Information provided:

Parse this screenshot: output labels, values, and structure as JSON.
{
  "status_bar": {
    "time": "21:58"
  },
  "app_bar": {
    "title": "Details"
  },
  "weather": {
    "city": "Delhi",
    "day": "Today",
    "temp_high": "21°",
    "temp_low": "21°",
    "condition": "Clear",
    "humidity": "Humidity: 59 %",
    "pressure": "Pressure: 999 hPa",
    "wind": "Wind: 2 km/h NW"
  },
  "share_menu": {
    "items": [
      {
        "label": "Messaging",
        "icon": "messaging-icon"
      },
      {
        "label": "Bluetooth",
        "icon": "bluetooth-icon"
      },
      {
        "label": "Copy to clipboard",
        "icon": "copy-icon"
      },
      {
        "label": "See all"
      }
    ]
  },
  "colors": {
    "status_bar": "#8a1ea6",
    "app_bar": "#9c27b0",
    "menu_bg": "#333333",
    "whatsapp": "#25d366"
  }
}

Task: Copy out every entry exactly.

Output for this task:
Parse this screenshot: output labels, values, and structure as JSON.
{
  "status_bar": {
    "time": "21:58"
  },
  "app_bar": {
    "title": "Details"
  },
  "weather": {
    "city": "Delhi",
    "day": "Today",
    "temp_high": "21°",
    "temp_low": "21°",
    "condition": "Clear",
    "humidity": "Humidity: 59 %",
    "pressure": "Pressure: 999 hPa",
    "wind": "Wind: 2 km/h NW"
  },
  "share_menu": {
    "items": [
      {
        "label": "Messaging",
        "icon": "messaging-icon"
      },
      {
        "label": "Bluetooth",
        "icon": "bluetooth-icon"
      },
      {
        "label": "Copy to clipboard",
        "icon": "copy-icon"
      },
      {
        "label": "See all"
      }
    ]
  },
  "colors": {
    "status_bar": "#8a1ea6",
    "app_bar": "#9c27b0",
    "menu_bg": "#333333",
    "whatsapp": "#25d366"
  }
}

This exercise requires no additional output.